Look through the material below. Copy each line that contains the string "icon".
---------- GIVEN DATA
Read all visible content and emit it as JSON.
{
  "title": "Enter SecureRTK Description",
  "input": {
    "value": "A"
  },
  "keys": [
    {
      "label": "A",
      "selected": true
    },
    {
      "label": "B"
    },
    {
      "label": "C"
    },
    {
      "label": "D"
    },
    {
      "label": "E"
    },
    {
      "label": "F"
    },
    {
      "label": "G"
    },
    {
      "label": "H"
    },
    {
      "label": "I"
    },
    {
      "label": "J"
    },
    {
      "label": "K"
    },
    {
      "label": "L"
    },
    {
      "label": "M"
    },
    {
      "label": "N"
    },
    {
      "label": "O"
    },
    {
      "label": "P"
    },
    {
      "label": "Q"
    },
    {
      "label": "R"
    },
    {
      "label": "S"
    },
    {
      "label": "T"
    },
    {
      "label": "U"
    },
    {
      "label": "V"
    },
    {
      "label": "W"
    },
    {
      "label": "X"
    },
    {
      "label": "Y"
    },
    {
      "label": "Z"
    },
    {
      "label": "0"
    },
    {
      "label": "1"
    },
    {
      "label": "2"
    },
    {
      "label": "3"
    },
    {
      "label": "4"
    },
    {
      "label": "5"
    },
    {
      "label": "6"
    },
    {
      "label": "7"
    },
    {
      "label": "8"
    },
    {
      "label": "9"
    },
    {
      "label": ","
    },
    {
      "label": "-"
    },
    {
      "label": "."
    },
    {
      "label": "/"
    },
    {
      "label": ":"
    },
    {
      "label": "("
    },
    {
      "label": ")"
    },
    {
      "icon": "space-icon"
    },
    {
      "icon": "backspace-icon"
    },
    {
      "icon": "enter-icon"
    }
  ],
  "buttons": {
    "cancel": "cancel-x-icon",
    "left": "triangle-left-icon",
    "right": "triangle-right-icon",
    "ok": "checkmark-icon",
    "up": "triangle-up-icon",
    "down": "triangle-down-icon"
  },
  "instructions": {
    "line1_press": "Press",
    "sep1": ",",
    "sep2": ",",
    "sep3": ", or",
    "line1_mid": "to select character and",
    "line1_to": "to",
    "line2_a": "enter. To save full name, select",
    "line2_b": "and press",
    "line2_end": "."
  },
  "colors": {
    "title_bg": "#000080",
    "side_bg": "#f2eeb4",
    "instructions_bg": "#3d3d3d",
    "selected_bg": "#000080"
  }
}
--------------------
*EXERCISE SOLUTION*:
      "icon": "space-icon"
      "icon": "backspace-icon"
      "icon": "enter-icon"
    "cancel": "cancel-x-icon",
    "left": "triangle-left-icon",
    "right": "triangle-right-icon",
    "ok": "checkmark-icon",
    "up": "triangle-up-icon",
    "down": "triangle-down-icon"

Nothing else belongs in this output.